| Problem details |
Each line of the data that includes the string "this" is to be copied out.

Data extracted from a collection
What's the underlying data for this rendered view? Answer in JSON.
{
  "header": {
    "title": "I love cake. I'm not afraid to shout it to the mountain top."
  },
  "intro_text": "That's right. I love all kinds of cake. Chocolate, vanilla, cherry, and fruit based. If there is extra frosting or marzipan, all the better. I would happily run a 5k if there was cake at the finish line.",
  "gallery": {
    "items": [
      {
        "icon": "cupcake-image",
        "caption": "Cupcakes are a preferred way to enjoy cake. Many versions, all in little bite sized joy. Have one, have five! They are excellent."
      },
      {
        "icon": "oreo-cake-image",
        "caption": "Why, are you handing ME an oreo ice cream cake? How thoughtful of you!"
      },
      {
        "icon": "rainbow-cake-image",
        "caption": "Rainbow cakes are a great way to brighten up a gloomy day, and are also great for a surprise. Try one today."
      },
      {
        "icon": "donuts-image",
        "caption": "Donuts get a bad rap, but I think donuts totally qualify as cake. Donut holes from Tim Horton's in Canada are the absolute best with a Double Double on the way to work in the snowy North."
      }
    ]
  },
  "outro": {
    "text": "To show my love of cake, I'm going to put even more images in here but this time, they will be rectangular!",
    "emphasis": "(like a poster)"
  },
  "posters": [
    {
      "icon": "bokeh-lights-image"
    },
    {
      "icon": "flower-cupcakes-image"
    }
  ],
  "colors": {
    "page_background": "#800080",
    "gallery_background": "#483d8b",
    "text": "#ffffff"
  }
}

| Solution to the problem |
What's the underlying data for this rendered view? Answer in JSON.
    "text": "To show my love of cake, I'm going to put even more images in here but this time, they will be rectangular!",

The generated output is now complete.